Among the entries, find each line that includes the string "oven" and list it.

(Stored dataset items)
-=-=-=-=-

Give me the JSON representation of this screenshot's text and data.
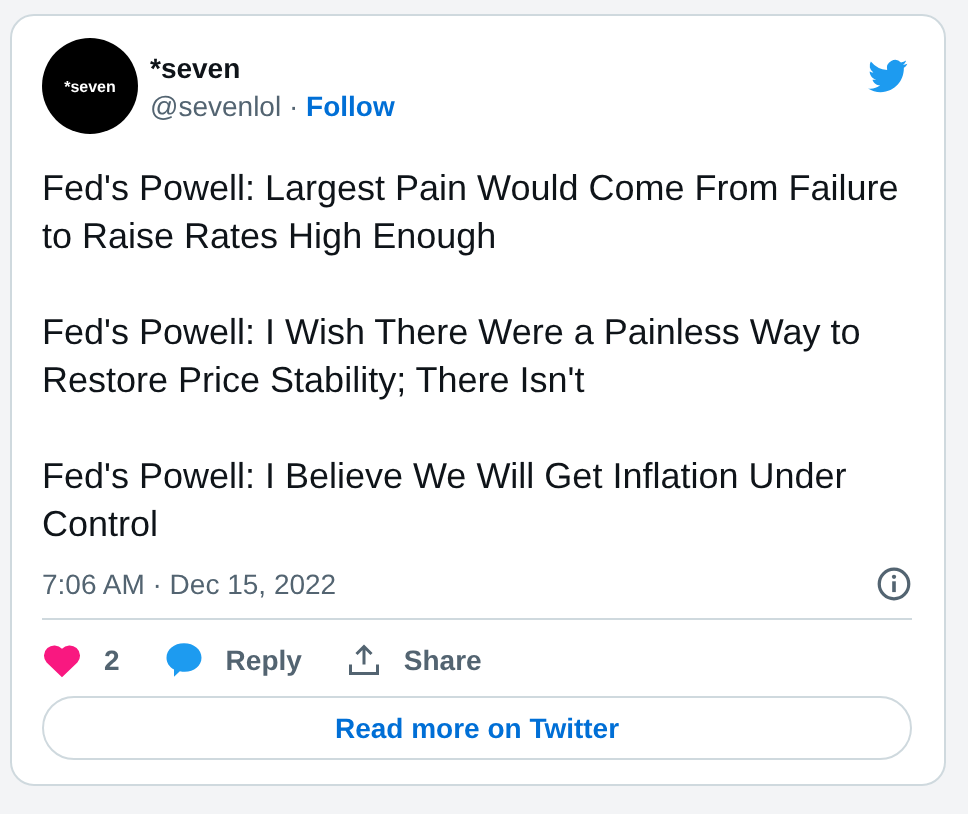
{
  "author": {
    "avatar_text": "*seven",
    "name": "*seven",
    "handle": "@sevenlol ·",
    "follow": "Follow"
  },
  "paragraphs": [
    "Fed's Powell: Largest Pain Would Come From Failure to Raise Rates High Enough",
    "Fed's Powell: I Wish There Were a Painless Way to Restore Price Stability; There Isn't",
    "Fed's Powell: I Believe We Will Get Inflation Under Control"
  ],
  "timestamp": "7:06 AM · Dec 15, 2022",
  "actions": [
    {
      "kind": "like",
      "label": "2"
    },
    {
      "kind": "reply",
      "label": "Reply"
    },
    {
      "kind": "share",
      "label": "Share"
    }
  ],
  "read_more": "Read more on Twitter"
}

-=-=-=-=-

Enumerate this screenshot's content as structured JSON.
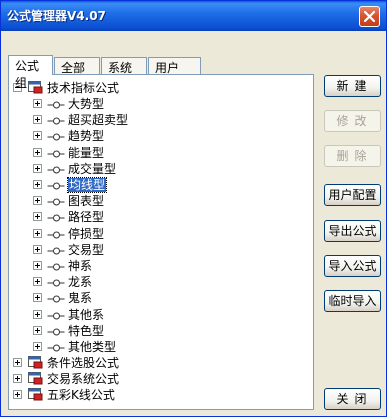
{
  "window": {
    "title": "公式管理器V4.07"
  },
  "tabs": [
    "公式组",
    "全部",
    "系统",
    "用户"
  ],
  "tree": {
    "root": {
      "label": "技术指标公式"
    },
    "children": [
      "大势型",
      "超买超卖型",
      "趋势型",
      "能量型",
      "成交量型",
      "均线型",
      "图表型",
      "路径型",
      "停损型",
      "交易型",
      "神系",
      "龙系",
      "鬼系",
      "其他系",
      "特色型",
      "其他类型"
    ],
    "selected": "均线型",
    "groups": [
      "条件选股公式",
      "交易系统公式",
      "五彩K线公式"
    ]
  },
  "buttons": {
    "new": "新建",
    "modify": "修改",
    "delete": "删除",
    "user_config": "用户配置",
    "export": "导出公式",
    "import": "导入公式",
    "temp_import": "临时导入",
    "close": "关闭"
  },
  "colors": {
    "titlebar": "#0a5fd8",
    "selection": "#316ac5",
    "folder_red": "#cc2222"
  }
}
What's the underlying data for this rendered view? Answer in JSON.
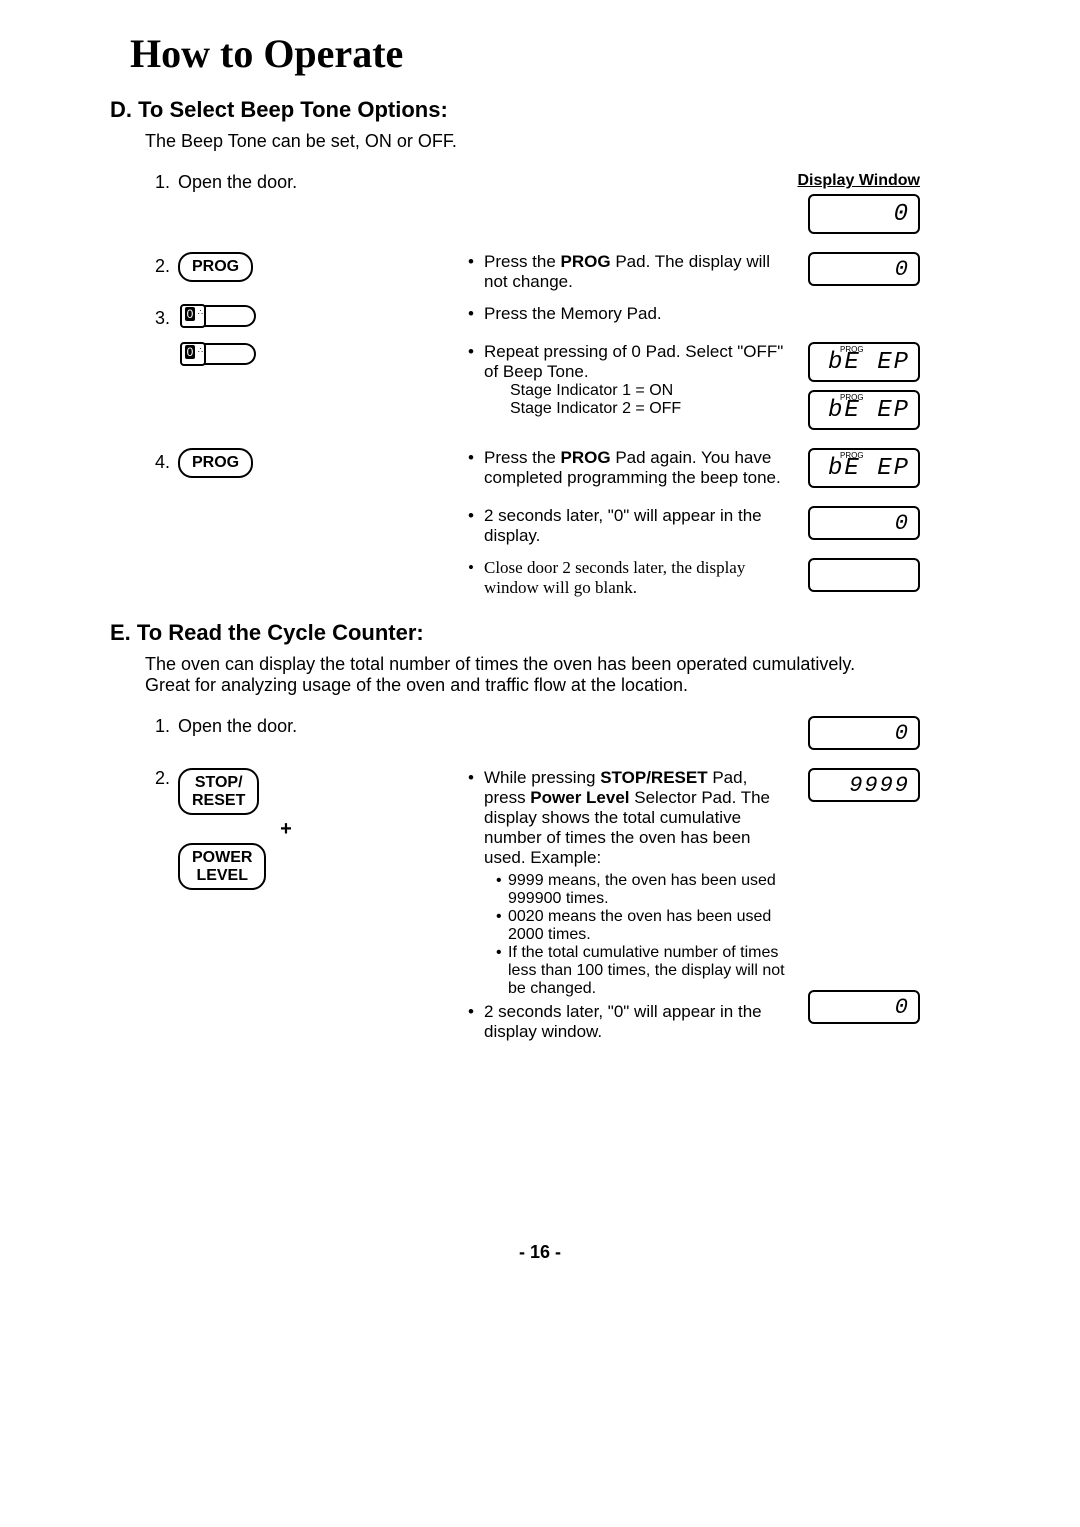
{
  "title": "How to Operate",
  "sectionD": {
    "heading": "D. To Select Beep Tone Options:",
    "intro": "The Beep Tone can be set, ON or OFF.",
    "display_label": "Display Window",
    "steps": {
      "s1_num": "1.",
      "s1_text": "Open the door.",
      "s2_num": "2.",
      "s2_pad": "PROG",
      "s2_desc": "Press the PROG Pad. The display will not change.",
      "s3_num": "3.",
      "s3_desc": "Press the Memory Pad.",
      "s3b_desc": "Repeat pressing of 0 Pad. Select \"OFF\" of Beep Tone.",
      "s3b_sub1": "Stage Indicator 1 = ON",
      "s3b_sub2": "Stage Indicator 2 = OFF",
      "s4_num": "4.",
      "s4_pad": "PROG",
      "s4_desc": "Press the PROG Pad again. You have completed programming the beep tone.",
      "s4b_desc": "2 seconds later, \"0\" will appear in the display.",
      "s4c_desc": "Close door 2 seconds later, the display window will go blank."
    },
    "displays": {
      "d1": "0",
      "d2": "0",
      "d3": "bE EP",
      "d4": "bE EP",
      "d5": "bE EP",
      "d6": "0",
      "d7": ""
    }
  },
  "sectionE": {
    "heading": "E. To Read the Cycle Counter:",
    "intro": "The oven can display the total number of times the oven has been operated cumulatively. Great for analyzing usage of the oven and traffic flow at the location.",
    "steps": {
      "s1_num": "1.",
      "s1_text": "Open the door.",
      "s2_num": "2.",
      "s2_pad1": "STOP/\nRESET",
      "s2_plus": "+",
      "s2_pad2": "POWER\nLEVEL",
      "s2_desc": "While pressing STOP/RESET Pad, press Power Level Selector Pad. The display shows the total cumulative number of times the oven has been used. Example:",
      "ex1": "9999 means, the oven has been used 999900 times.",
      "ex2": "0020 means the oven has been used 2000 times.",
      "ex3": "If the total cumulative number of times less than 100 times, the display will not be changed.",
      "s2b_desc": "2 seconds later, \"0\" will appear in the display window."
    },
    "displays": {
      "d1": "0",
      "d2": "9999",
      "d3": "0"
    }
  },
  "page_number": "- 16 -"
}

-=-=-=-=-

EXERCISE RESULT:
    "intro": "The oven can display the total number of times the oven has been operated cumulatively. Great for analyzing usage of the oven and traffic flow at the location.",
      "s2_desc": "While pressing STOP/RESET Pad, press Power Level Selector Pad. The display shows the total cumulative number of times the oven has been used. Example:",
      "ex1": "9999 means, the oven has been used 999900 times.",
      "ex2": "0020 means the oven has been used 2000 times.",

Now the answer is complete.